• [BRIEF] Every line containing "pass" should be copied out. Go through the entries and find them.

• [DATASET EXCERPTS]
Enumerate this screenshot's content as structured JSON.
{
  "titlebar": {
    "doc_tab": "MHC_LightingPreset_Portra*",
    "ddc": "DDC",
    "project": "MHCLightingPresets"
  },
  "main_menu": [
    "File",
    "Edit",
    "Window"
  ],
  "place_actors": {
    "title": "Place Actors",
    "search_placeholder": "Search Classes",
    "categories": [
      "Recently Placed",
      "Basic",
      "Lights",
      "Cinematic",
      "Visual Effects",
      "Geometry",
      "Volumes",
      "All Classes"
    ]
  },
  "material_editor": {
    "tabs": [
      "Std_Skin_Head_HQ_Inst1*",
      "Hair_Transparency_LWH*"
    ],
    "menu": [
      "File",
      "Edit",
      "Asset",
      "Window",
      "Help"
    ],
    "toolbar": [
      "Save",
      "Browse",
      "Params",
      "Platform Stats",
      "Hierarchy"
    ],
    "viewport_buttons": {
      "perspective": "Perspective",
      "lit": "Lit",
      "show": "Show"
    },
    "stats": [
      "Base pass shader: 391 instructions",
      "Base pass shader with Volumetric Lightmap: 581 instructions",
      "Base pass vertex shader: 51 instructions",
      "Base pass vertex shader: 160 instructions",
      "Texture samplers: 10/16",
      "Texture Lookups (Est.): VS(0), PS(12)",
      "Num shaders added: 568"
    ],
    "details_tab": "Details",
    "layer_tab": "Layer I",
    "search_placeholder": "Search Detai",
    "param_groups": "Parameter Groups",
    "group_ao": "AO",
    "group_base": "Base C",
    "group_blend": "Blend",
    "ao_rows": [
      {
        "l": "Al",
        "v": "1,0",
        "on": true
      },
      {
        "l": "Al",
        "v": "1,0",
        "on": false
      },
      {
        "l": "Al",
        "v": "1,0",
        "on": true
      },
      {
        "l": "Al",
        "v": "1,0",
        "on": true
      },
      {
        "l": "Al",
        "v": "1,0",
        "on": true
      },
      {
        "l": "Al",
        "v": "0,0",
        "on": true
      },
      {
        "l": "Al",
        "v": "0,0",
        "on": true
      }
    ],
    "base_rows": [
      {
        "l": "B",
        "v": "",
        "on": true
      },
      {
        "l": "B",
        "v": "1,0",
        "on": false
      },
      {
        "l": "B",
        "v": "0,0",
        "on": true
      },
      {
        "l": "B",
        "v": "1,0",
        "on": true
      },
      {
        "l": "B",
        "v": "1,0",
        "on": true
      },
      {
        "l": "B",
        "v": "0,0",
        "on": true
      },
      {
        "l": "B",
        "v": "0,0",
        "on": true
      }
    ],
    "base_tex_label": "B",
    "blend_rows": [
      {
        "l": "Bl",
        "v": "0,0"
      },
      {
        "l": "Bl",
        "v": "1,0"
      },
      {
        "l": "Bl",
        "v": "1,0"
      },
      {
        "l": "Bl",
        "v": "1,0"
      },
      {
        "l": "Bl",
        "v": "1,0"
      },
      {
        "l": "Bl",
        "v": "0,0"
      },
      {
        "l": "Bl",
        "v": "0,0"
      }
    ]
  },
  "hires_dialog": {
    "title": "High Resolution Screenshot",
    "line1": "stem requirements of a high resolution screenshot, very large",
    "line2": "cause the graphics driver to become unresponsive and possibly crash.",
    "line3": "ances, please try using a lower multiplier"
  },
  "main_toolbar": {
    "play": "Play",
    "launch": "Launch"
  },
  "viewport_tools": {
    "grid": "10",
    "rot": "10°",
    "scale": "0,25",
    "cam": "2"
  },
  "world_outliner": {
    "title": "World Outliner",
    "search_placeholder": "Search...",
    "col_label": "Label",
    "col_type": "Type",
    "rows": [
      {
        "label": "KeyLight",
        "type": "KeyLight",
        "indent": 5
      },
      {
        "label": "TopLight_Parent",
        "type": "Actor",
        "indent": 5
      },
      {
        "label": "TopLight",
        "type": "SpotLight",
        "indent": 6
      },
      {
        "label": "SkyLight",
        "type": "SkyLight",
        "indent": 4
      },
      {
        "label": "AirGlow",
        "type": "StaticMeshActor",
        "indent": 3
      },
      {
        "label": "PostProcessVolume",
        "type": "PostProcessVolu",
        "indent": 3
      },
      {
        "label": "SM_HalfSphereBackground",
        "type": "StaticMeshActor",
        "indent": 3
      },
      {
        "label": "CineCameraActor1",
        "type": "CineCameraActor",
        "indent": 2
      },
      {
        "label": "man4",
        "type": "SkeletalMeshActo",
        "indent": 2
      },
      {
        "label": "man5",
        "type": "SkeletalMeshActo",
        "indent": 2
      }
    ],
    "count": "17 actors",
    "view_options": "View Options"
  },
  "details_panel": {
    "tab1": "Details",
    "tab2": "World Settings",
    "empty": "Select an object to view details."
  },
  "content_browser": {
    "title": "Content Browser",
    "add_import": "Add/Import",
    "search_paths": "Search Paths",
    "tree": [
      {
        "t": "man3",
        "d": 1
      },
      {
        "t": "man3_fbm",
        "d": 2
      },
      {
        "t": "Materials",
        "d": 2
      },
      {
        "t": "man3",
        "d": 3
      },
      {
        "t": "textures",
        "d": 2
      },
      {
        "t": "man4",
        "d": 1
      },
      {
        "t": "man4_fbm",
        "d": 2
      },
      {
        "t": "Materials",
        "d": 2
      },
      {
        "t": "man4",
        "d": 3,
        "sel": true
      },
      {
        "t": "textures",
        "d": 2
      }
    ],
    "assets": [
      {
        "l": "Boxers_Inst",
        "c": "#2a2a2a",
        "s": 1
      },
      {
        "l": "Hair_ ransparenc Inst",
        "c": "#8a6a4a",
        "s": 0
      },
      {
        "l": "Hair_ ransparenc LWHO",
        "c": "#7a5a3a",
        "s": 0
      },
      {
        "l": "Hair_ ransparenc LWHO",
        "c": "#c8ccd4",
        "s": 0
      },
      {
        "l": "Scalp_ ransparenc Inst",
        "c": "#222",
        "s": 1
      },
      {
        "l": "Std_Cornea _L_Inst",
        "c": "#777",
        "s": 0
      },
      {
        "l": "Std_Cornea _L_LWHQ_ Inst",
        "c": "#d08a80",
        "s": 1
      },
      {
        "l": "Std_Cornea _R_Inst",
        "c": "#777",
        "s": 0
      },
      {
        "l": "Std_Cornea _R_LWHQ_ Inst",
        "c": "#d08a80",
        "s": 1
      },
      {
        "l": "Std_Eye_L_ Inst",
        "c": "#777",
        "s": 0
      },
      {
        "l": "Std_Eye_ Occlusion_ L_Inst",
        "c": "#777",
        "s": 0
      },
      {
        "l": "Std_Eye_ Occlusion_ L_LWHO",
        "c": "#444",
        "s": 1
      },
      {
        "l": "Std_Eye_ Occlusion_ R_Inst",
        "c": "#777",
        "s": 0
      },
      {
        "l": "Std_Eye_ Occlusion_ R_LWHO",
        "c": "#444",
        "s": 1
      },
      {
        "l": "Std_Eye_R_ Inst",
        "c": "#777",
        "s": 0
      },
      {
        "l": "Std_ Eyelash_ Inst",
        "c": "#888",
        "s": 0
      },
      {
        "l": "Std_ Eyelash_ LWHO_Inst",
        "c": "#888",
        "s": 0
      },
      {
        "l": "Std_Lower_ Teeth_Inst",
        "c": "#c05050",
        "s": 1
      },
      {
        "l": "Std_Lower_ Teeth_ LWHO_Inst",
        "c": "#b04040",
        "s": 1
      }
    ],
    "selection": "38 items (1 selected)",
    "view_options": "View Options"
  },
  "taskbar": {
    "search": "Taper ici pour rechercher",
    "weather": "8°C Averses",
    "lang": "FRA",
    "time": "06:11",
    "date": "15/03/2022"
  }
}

• [COMPLETED EXERCISE]
      "Base pass shader: 391 instructions",
      "Base pass shader with Volumetric Lightmap: 581 instructions",
      "Base pass vertex shader: 51 instructions",
      "Base pass vertex shader: 160 instructions",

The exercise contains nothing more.